What the task requires
Each entry should be written out again exactly, so that nothing is lost.

··· Input records ···

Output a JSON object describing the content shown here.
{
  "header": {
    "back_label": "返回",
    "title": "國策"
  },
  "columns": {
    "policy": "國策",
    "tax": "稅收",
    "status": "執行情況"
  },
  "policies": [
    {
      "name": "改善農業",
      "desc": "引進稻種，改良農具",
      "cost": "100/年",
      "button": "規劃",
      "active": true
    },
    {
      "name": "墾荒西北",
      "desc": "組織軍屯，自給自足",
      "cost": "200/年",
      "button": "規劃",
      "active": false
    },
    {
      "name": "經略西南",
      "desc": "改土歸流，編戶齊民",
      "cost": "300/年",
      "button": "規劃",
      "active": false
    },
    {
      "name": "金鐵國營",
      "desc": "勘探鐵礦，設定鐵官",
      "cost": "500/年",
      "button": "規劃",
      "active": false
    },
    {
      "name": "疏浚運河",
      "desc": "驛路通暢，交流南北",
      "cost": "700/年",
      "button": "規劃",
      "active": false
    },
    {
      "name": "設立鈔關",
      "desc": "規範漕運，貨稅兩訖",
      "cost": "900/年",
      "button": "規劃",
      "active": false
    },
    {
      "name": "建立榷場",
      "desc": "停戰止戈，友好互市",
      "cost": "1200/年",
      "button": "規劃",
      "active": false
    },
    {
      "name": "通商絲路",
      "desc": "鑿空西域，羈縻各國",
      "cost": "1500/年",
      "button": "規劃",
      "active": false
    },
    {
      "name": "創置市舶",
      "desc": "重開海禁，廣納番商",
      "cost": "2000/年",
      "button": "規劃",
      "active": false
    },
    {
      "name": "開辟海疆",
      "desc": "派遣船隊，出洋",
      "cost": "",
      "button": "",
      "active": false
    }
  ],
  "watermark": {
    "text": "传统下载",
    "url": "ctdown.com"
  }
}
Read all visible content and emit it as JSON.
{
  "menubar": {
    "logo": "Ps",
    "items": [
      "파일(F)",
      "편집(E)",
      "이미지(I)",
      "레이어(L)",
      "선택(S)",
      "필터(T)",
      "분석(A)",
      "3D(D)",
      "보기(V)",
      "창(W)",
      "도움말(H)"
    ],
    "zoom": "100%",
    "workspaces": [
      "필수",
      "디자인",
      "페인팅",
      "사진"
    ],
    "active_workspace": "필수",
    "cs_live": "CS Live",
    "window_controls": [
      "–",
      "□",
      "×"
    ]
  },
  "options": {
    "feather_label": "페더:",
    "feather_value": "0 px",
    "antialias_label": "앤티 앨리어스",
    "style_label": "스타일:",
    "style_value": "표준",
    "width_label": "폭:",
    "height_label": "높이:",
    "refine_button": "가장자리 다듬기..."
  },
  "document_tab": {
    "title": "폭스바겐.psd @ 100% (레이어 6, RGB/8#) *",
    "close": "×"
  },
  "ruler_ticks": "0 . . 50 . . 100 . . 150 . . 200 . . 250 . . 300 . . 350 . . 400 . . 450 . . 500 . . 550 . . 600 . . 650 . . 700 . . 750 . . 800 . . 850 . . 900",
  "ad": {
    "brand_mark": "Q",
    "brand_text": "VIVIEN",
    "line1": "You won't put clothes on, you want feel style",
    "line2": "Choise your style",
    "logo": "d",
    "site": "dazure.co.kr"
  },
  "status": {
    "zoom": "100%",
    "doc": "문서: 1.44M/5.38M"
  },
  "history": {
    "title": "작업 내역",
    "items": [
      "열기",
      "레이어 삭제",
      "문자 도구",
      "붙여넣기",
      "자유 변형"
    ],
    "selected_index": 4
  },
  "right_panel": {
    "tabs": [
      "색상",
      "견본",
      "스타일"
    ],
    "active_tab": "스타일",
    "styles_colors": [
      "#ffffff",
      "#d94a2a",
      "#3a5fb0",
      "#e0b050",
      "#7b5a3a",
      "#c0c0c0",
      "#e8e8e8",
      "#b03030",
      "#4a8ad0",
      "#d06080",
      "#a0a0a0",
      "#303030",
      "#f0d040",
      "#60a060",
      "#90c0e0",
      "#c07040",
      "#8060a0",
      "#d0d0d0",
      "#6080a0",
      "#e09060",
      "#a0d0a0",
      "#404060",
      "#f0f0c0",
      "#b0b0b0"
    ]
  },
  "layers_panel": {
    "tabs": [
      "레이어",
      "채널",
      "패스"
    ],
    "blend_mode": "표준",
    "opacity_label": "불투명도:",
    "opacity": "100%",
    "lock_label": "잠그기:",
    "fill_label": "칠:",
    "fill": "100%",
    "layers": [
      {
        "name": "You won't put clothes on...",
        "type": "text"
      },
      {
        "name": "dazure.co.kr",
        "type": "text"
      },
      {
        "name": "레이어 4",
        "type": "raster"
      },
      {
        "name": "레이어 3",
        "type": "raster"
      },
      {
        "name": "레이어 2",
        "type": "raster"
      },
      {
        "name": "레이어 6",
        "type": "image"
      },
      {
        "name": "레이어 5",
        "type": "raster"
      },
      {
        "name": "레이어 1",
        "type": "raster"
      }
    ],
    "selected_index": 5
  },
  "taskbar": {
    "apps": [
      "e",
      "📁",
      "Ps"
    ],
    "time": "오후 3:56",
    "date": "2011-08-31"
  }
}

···

Result of the exercise
Output a JSON object describing the content shown here.
{
  "header": {
    "back_label": "返回",
    "title": "國策"
  },
  "columns": {
    "policy": "國策",
    "tax": "稅收",
    "status": "執行情況"
  },
  "policies": [
    {
      "name": "改善農業",
      "desc": "引進稻種，改良農具",
      "cost": "100/年",
      "button": "規劃",
      "active": true
    },
    {
      "name": "墾荒西北",
      "desc": "組織軍屯，自給自足",
      "cost": "200/年",
      "button": "規劃",
      "active": false
    },
    {
      "name": "經略西南",
      "desc": "改土歸流，編戶齊民",
      "cost": "300/年",
      "button": "規劃",
      "active": false
    },
    {
      "name": "金鐵國營",
      "desc": "勘探鐵礦，設定鐵官",
      "cost": "500/年",
      "button": "規劃",
      "active": false
    },
    {
      "name": "疏浚運河",
      "desc": "驛路通暢，交流南北",
      "cost": "700/年",
      "button": "規劃",
      "active": false
    },
    {
      "name": "設立鈔關",
      "desc": "規範漕運，貨稅兩訖",
      "cost": "900/年",
      "button": "規劃",
      "active": false
    },
    {
      "name": "建立榷場",
      "desc": "停戰止戈，友好互市",
      "cost": "1200/年",
      "button": "規劃",
      "active": false
    },
    {
      "name": "通商絲路",
      "desc": "鑿空西域，羈縻各國",
      "cost": "1500/年",
      "button": "規劃",
      "active": false
    },
    {
      "name": "創置市舶",
      "desc": "重開海禁，廣納番商",
      "cost": "2000/年",
      "button": "規劃",
      "active": false
    },
    {
      "name": "開辟海疆",
      "desc": "派遣船隊，出洋",
      "cost": "",
      "button": "",
      "active": false
    }
  ],
  "watermark": {
    "text": "传统下载",
    "url": "ctdown.com"
  }
}
Read all visible content and emit it as JSON.
{
  "menubar": {
    "logo": "Ps",
    "items": [
      "파일(F)",
      "편집(E)",
      "이미지(I)",
      "레이어(L)",
      "선택(S)",
      "필터(T)",
      "분석(A)",
      "3D(D)",
      "보기(V)",
      "창(W)",
      "도움말(H)"
    ],
    "zoom": "100%",
    "workspaces": [
      "필수",
      "디자인",
      "페인팅",
      "사진"
    ],
    "active_workspace": "필수",
    "cs_live": "CS Live",
    "window_controls": [
      "–",
      "□",
      "×"
    ]
  },
  "options": {
    "feather_label": "페더:",
    "feather_value": "0 px",
    "antialias_label": "앤티 앨리어스",
    "style_label": "스타일:",
    "style_value": "표준",
    "width_label": "폭:",
    "height_label": "높이:",
    "refine_button": "가장자리 다듬기..."
  },
  "document_tab": {
    "title": "폭스바겐.psd @ 100% (레이어 6, RGB/8#) *",
    "close": "×"
  },
  "ruler_ticks": "0 . . 50 . . 100 . . 150 . . 200 . . 250 . . 300 . . 350 . . 400 . . 450 . . 500 . . 550 . . 600 . . 650 . . 700 . . 750 . . 800 . . 850 . . 900",
  "ad": {
    "brand_mark": "Q",
    "brand_text": "VIVIEN",
    "line1": "You won't put clothes on, you want feel style",
    "line2": "Choise your style",
    "logo": "d",
    "site": "dazure.co.kr"
  },
  "status": {
    "zoom": "100%",
    "doc": "문서: 1.44M/5.38M"
  },
  "history": {
    "title": "작업 내역",
    "items": [
      "열기",
      "레이어 삭제",
      "문자 도구",
      "붙여넣기",
      "자유 변형"
    ],
    "selected_index": 4
  },
  "right_panel": {
    "tabs": [
      "색상",
      "견본",
      "스타일"
    ],
    "active_tab": "스타일",
    "styles_colors": [
      "#ffffff",
      "#d94a2a",
      "#3a5fb0",
      "#e0b050",
      "#7b5a3a",
      "#c0c0c0",
      "#e8e8e8",
      "#b03030",
      "#4a8ad0",
      "#d06080",
      "#a0a0a0",
      "#303030",
      "#f0d040",
      "#60a060",
      "#90c0e0",
      "#c07040",
      "#8060a0",
      "#d0d0d0",
      "#6080a0",
      "#e09060",
      "#a0d0a0",
      "#404060",
      "#f0f0c0",
      "#b0b0b0"
    ]
  },
  "layers_panel": {
    "tabs": [
      "레이어",
      "채널",
      "패스"
    ],
    "blend_mode": "표준",
    "opacity_label": "불투명도:",
    "opacity": "100%",
    "lock_label": "잠그기:",
    "fill_label": "칠:",
    "fill": "100%",
    "layers": [
      {
        "name": "You won't put clothes on...",
        "type": "text"
      },
      {
        "name": "dazure.co.kr",
        "type": "text"
      },
      {
        "name": "레이어 4",
        "type": "raster"
      },
      {
        "name": "레이어 3",
        "type": "raster"
      },
      {
        "name": "레이어 2",
        "type": "raster"
      },
      {
        "name": "레이어 6",
        "type": "image"
      },
      {
        "name": "레이어 5",
        "type": "raster"
      },
      {
        "name": "레이어 1",
        "type": "raster"
      }
    ],
    "selected_index": 5
  },
  "taskbar": {
    "apps": [
      "e",
      "📁",
      "Ps"
    ],
    "time": "오후 3:56",
    "date": "2011-08-31"
  }
}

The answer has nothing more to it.